I’ve got bad and good news. The good news: here is a new Nachtmystium-album! The bad news: it will be Nachtmystium’s final release. Apparently Blake ‘Azentrius’ Judd has some problems with law (theft, rip-off stuff, and contract issues with Century Media), forcing him to bury this band. This swansong sort of is the ideal, ultimate closure for a great era. Thanks anyway, Blake, for having mankind suffered by your aural bleakness, and f*ck you for ripping off people!

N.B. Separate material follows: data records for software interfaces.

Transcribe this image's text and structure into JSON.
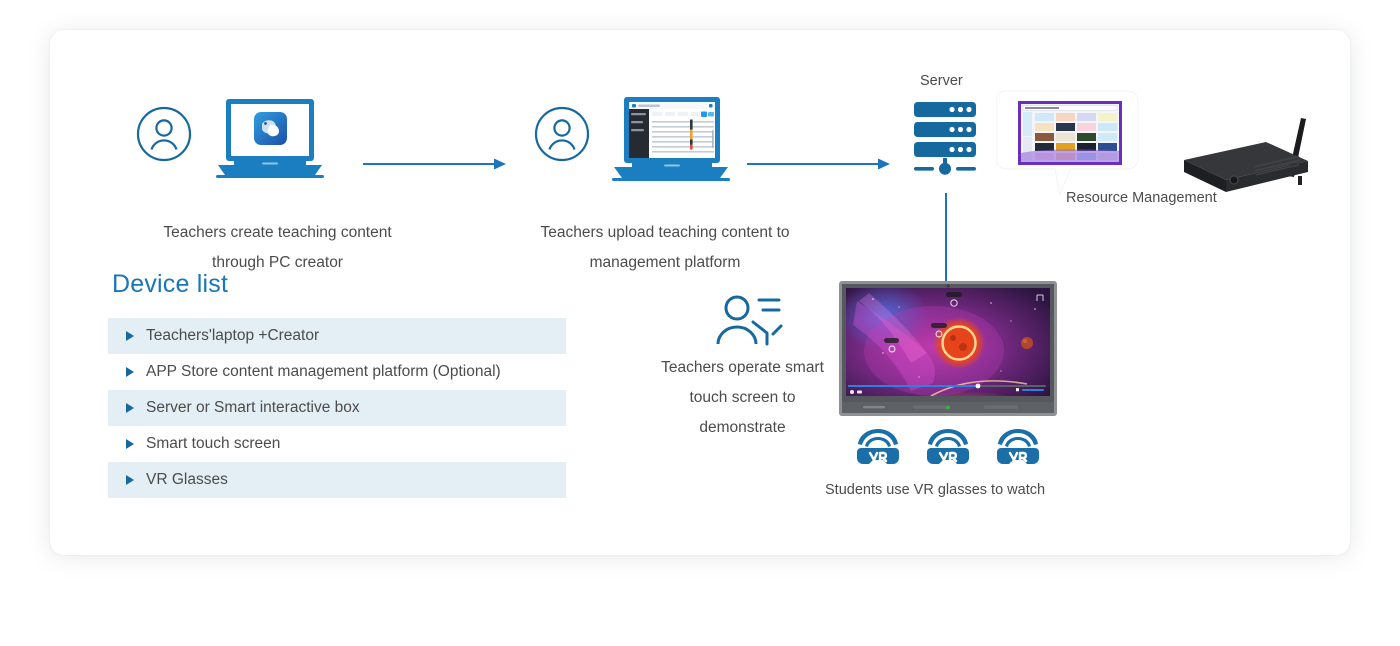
{
  "page": {
    "background": "#ffffff",
    "card_background": "#ffffff",
    "accent_blue": "#1b75bb",
    "icon_blue": "#15699f",
    "text_color": "#4c4c4c",
    "row_highlight": "#e3eef5"
  },
  "flow": {
    "step1": {
      "caption_line1": "Teachers create teaching content",
      "caption_line2": "through PC creator",
      "avatar_icon": "user-circle-icon",
      "device_icon": "laptop-creator-icon"
    },
    "step2": {
      "caption_line1": "Teachers upload teaching content to",
      "caption_line2": "management platform",
      "avatar_icon": "user-circle-icon",
      "device_icon": "laptop-dashboard-icon"
    },
    "server": {
      "label": "Server",
      "icon": "server-stack-icon"
    },
    "resource": {
      "label": "Resource Management",
      "icon": "resource-grid-bubble-icon"
    },
    "smartbox": {
      "icon": "smart-interactive-box-icon"
    },
    "operate": {
      "caption_line1": "Teachers operate smart",
      "caption_line2": "touch screen to",
      "caption_line3": "demonstrate",
      "icon": "presenter-person-icon"
    },
    "touchscreen": {
      "icon": "smart-touch-screen-icon",
      "scene": "space-nebula-video"
    },
    "students": {
      "caption": "Students use VR glasses to watch",
      "glasses_icon": "vr-glasses-icon",
      "glasses_count": 3
    },
    "arrows": {
      "arrow1": "arrow-right-icon",
      "arrow2": "arrow-right-icon",
      "arrow3": "arrow-down-icon"
    }
  },
  "device_list": {
    "title": "Device list",
    "items": [
      {
        "label": "Teachers'laptop +Creator",
        "highlighted": true
      },
      {
        "label": "APP Store content management platform (Optional)",
        "highlighted": false
      },
      {
        "label": "Server or Smart interactive box",
        "highlighted": true
      },
      {
        "label": "Smart touch screen",
        "highlighted": false
      },
      {
        "label": "VR Glasses",
        "highlighted": true
      }
    ]
  }
}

So, The World We Left Behind was recorded by Blake with assistance of several session and guest musicians, such as John Porada (ex-Deadnight, Terminate), Sam Shroyer (Hate Meditation), Timothy ‘Scarecrow’ Preciado (Never We See), Scott Judd (Hate Meditation) or Chris Djuricic Wisco (NovemberS Doom, Jungle Rot). It comes two years after the fabulous full length Silencing Machine (you can still find the hyper-professionally written review, done by undersigned of course ;-) within Concreteweb’s Archive-section; check the October 31st-update).

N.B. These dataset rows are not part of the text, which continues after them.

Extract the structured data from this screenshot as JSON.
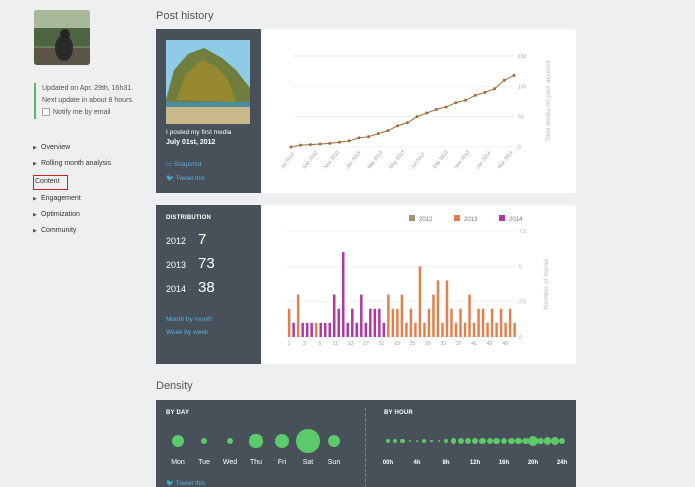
{
  "sidebar": {
    "update_line1": "Updated on Apr. 29th, 16h31.",
    "update_line2": "Next update in about 8 hours.",
    "notify_label": "Notify me by email",
    "nav": [
      "Overview",
      "Rolling month analysis",
      "Content",
      "Engagement",
      "Optimization",
      "Community"
    ],
    "active_index": 2
  },
  "post_history": {
    "title": "Post history",
    "first_media_text": "I posted my first media",
    "first_media_date": "July 01st, 2012",
    "snapshot_label": "Snapshot",
    "tweet_label": "Tweet this"
  },
  "distribution": {
    "title": "DISTRIBUTION",
    "rows": [
      {
        "year": "2012",
        "count": "7"
      },
      {
        "year": "2013",
        "count": "73"
      },
      {
        "year": "2014",
        "count": "38"
      }
    ],
    "link1": "Month by month",
    "link2": "Week by week"
  },
  "density": {
    "title": "Density",
    "by_day_title": "BY DAY",
    "by_hour_title": "BY HOUR",
    "days": [
      "Mon",
      "Tue",
      "Wed",
      "Thu",
      "Fri",
      "Sat",
      "Sun"
    ],
    "day_sizes": [
      1.0,
      0.55,
      0.55,
      1.05,
      1.1,
      1.9,
      1.0
    ],
    "hours": [
      "00h",
      "4h",
      "8h",
      "12h",
      "16h",
      "20h",
      "24h"
    ],
    "hour_sizes": [
      0.35,
      0.35,
      0.35,
      0.2,
      0.2,
      0.35,
      0.2,
      0.2,
      0.35,
      0.45,
      0.5,
      0.5,
      0.55,
      0.55,
      0.5,
      0.55,
      0.55,
      0.55,
      0.55,
      0.55,
      0.85,
      0.55,
      0.6,
      0.65,
      0.55
    ],
    "tweet_label": "Tweet this"
  },
  "chart_data": [
    {
      "type": "line",
      "ylabel": "Total media on your account",
      "ylim": [
        0,
        150
      ],
      "yticks": [
        "150",
        "100",
        "50",
        "0"
      ],
      "x": [
        "Jul 2012",
        "Sep 2012",
        "Nov 2012",
        "Jan 2013",
        "Mar 2013",
        "May 2013",
        "Jul 2013",
        "Sep 2013",
        "Nov 2013",
        "Jan 2014",
        "Mar 2014"
      ],
      "values": [
        0,
        3,
        4,
        5,
        6,
        8,
        10,
        15,
        17,
        22,
        27,
        35,
        40,
        50,
        56,
        62,
        66,
        73,
        77,
        85,
        90,
        96,
        110,
        118
      ],
      "color": "#a06a3a"
    },
    {
      "type": "bar",
      "ylabel": "Number of media",
      "ylim": [
        0,
        7.5
      ],
      "yticks": [
        "7.5",
        "5",
        "2.5",
        "0"
      ],
      "xticks": [
        "1",
        "3",
        "5",
        "11",
        "13",
        "17",
        "21",
        "23",
        "25",
        "29",
        "33",
        "37",
        "41",
        "45",
        "49"
      ],
      "series": [
        {
          "name": "2012",
          "color": "#a89070"
        },
        {
          "name": "2013",
          "color": "#e67e4c"
        },
        {
          "name": "2014",
          "color": "#b334a8"
        }
      ],
      "bars": [
        {
          "s": "2013",
          "v": 2
        },
        {
          "s": "2014",
          "v": 1
        },
        {
          "s": "2013",
          "v": 3
        },
        {
          "s": "2014",
          "v": 1
        },
        {
          "s": "2014",
          "v": 1
        },
        {
          "s": "2014",
          "v": 1
        },
        {
          "s": "2013",
          "v": 1
        },
        {
          "s": "2014",
          "v": 1
        },
        {
          "s": "2014",
          "v": 1
        },
        {
          "s": "2014",
          "v": 1
        },
        {
          "s": "2014",
          "v": 3
        },
        {
          "s": "2014",
          "v": 2
        },
        {
          "s": "2014",
          "v": 6
        },
        {
          "s": "2014",
          "v": 1
        },
        {
          "s": "2014",
          "v": 2
        },
        {
          "s": "2014",
          "v": 1
        },
        {
          "s": "2014",
          "v": 3
        },
        {
          "s": "2014",
          "v": 1
        },
        {
          "s": "2014",
          "v": 2
        },
        {
          "s": "2014",
          "v": 2
        },
        {
          "s": "2014",
          "v": 2
        },
        {
          "s": "2014",
          "v": 1
        },
        {
          "s": "2013",
          "v": 3
        },
        {
          "s": "2013",
          "v": 2
        },
        {
          "s": "2013",
          "v": 2
        },
        {
          "s": "2013",
          "v": 3
        },
        {
          "s": "2013",
          "v": 1
        },
        {
          "s": "2013",
          "v": 2
        },
        {
          "s": "2013",
          "v": 1
        },
        {
          "s": "2013",
          "v": 5
        },
        {
          "s": "2013",
          "v": 1
        },
        {
          "s": "2013",
          "v": 2
        },
        {
          "s": "2013",
          "v": 3
        },
        {
          "s": "2013",
          "v": 4
        },
        {
          "s": "2013",
          "v": 1
        },
        {
          "s": "2013",
          "v": 4
        },
        {
          "s": "2013",
          "v": 2
        },
        {
          "s": "2013",
          "v": 1
        },
        {
          "s": "2013",
          "v": 2
        },
        {
          "s": "2013",
          "v": 1
        },
        {
          "s": "2013",
          "v": 3
        },
        {
          "s": "2013",
          "v": 1
        },
        {
          "s": "2013",
          "v": 2
        },
        {
          "s": "2013",
          "v": 2
        },
        {
          "s": "2013",
          "v": 1
        },
        {
          "s": "2013",
          "v": 2
        },
        {
          "s": "2013",
          "v": 1
        },
        {
          "s": "2013",
          "v": 2
        },
        {
          "s": "2013",
          "v": 1
        },
        {
          "s": "2013",
          "v": 2
        },
        {
          "s": "2013",
          "v": 1
        }
      ]
    }
  ]
}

The nine tracks clock about fifty five minutes and opens with the instrumental intro Intrusion. And it convinces as from the very first riffs! It’s a short yet grandiose, cold and grim piece, drenched in darkness and malignancy. Then comes Fireheart, which does confuse me a little, for starting with a groovy riff. But once again, Nachtmystium have never followed any trend, doing their own, sometimes very eccentric thing. So is Fireheart, which sounds like a punky Pagan’n’Black’n’Doom’n’Roll-creation, energetic, experimental and distinctive from the grey masses once again. Voyager comes closer to the DSBM-current, with its slow yet very intense riffing, its monstrous rhythm section (Sam Shroyer redefines conception of craftsmanship!), excellent lead soloing (what a fantastic finale), and fabulous semi-acoustic guitars, combining a desolate atmosphere with epic pride. Into The Endless Abyss, the next track (and the longest one with its 8:27 minutes of duration), is different once again, by standing for fast, oppressive and utterly malignant USBM, based on fast-paced and repetitive riffs and rhythms. And this diversity continues. In The Absence Of Existence or Tear You Down dwell within the same spheres as Voyager, being slower and more sober-atmospheric; this first one being based on a great repetitive bass line and a mesmerizing, also slightly repetitive guitar lead, and the latter being mainly slow and pounding, yet oh so ominous, hypnotic and scarifying. The title song and On The Other Side are much more catchy and energetic, epic and up-tempo. And the last track, Epitaph For A Dying Star, has a comparable catchiness, though this composition also contains elements from Atmospheric Black Metal and somewhat poppy Post-Metal/Rock.